How do I include a background image?
Firstly, copy the image (let’s call it MyImage.jpg) into the Documents folder of the app using iTunes. Launch the app and edit the appropriate table set or table. Go to the formatting screen and select ‘Advanced Formatting’. The text entry cursor should be underneath any other entry so just add the following (including the semi-colon):
The other CSS commands for working with background images also function in Random Tables – adding the following may be useful (depending on your image, of course):
Note that you can specify a background image for an entire table set or for an individual table.
Why do I sometimes have to tap the display twice to change the entry?
RTQ chooses table entries randomly from a table – it does not shuffle the table. It’s therefore quite possible that the same entry can be chosen twice in a row, but you are more likely to notice this if the table has a small number of entries.
Can I use RTQ to do flash cards?
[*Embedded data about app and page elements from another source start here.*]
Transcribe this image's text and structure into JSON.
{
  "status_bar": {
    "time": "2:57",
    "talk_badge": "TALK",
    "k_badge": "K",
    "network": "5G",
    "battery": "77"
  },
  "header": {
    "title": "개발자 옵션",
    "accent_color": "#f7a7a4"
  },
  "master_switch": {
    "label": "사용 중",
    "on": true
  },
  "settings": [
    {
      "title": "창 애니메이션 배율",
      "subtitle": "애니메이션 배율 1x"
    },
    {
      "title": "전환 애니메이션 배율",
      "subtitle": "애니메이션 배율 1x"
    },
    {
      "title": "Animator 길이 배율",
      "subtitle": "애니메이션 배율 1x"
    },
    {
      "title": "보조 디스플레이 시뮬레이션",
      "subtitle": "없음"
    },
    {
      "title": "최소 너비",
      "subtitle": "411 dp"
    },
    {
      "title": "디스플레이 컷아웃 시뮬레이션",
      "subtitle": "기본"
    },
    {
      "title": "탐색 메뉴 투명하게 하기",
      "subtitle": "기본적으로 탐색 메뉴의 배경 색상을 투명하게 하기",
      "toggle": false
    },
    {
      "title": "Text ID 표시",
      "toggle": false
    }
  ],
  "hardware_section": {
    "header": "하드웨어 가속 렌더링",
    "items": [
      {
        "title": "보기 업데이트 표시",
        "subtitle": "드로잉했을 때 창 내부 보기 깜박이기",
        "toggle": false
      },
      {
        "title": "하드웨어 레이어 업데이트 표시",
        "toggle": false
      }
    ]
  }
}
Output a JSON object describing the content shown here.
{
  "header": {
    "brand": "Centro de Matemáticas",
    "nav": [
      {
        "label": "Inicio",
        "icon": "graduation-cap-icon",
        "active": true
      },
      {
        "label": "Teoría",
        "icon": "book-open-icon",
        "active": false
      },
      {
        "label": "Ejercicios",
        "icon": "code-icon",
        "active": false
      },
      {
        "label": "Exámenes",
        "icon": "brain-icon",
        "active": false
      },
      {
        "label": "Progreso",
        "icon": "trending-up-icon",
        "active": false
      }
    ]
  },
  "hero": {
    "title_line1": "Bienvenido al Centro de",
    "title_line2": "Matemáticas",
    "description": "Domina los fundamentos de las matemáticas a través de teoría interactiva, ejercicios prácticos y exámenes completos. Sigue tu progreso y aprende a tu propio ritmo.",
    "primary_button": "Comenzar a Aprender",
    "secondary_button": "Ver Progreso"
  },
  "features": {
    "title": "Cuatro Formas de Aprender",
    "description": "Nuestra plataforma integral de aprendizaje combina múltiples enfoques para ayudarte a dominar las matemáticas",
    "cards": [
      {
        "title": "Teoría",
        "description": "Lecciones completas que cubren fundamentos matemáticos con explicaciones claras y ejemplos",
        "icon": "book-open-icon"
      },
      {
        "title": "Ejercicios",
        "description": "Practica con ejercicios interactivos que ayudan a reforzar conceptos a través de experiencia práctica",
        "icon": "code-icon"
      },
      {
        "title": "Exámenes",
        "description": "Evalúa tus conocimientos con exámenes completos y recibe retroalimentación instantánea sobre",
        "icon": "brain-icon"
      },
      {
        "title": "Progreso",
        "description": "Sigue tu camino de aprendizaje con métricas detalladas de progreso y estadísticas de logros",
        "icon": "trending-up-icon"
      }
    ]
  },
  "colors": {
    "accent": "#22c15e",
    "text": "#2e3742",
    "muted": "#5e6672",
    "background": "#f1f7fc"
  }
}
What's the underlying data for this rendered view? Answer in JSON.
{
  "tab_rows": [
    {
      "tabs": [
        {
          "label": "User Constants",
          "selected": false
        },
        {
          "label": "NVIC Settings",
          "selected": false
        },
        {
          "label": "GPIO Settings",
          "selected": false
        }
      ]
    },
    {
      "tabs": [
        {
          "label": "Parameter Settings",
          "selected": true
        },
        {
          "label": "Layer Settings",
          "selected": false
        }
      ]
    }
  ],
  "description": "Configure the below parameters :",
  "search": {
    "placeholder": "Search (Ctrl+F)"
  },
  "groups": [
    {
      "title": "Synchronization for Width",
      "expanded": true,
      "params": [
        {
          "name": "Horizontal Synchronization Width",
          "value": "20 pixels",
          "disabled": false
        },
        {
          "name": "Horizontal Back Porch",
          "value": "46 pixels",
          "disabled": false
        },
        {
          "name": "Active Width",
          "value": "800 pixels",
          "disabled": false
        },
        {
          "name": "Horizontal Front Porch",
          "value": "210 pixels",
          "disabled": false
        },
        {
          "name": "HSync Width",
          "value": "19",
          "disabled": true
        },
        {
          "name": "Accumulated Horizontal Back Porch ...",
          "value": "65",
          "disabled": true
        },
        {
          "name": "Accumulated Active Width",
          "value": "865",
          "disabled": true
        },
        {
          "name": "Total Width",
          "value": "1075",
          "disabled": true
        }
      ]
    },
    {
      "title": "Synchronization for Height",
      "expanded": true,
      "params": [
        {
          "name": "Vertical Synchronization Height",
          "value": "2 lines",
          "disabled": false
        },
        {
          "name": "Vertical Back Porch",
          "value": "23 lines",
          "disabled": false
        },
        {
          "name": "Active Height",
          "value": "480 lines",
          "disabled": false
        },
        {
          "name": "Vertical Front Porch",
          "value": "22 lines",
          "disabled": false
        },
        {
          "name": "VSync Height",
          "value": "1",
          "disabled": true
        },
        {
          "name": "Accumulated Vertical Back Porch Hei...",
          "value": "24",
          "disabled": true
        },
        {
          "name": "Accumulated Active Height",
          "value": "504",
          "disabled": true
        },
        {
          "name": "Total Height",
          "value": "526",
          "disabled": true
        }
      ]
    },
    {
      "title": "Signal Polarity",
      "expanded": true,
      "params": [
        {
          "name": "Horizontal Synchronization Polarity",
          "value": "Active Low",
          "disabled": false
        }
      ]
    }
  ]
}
Certainly! It’s probably easiest to do this using the text import function, especially if you have a lot of questions in the card deck. Assemble the questions and answers for your flash cards in a text file. Have each question and answer on the same line (the same table entry) but use a fragment of HTML to separate them. For example:
What is the answer to Life, the Universe and Everything?<div style="height:300px;"></div>Forty two!
When the table entry is displayed the question will be at the top of the display – just scroll down to see the answer. Note that improved flash card capability is planned for the next release.
No, this has been disabled for security reasons. You might be able to work around this, but then you’re on your own!
Why can’t I see any table sets listed in the main view?
This is probably due to the selected categories in the Settings view. Make sure that at least one of the categories (or ‘All Categories’) has been checked.
How does RTQ determine the name of the table sets?
If you create a table set within the app then you can give it a name. If you don’t explicitly give it a name the app will use the creation date and time as the ‘name’ when listing the table set on the main view.
If you load a table set from a text file via iTunes (or Dropbox etc) then you can use the ‘##’ directive to name the table set. If you don’t supply a name then it will use the name of the text file.
How do I mimic the various tables found in many Role Playing Games?
Remember that RTQ works by using the relative weights of table entries, not their ‘start’ and ‘end’ values in the table. For example, consider the following table that uses a ‘d%’ (i.e. a number from 1 to 100):
|1 – 15||Magic weapon|
|16 – 35||Magic armour|
|36 – 50||Scroll|
|51 – 75||Potion|
|76 – 100||Wand|
If you wanted to load this into RTQ you would simply set up the weights as follows:
15 Magic weapon 20 Magic armour 15 Scroll 25 Potion 25 Wand
This allows you to change the relative chance of certain entries occurring very easily. For example, to increase the chance of a potion being rolled just increase its weight (e.g. to 30) – you don’t need to fit the new probabilities into a 100 point range.
Tables that use multiple dice (e.g. 2d6) can easily be created by working out how many times a particular result can occur, and adding them up for ranges needed. For example, suppose you had the following table (taken from a Dragon Age RPG mod):
|3 – 4||Focus: Cunning (Literacy)|
|5||Focus: Strength (Driving)|
|6||Focus: Cunning (Evaluation)|
|7 – 8||+1 Cunning|
|9||Focus: Cunning (Trading)|
|10 – 11||Focus: Communication (Persuasion)|
Tables for the frequency of occurrence of numbers from rolling 2d6 and 3d6 are given below. Using these values the table above can be converted to RTQ’s ‘weights’ system resulting in the following:
1 +1 Perception 5 Focus: Cunning (Literacy) 4 Focus: Strength (Driving) 5 Focus: Cunning (Evaluation) 11 +1 Cunning 4 Focus: Cunning (Trading) 5 Focus: Communication (Persuasion) 1 +1 Dexterity
The first line (“+1 Perception”) occurs on a total result of 2 (i.e. a 1 in 36 chance) so it has a relative weight of 1. The second line (“Focus: Cunning (Literacy)”) occurs on a result of 3 or 4 (i.e. a weight of 2 + 3 = 5), and so on.
2d6 Frequency Table
3d6 Frequency Table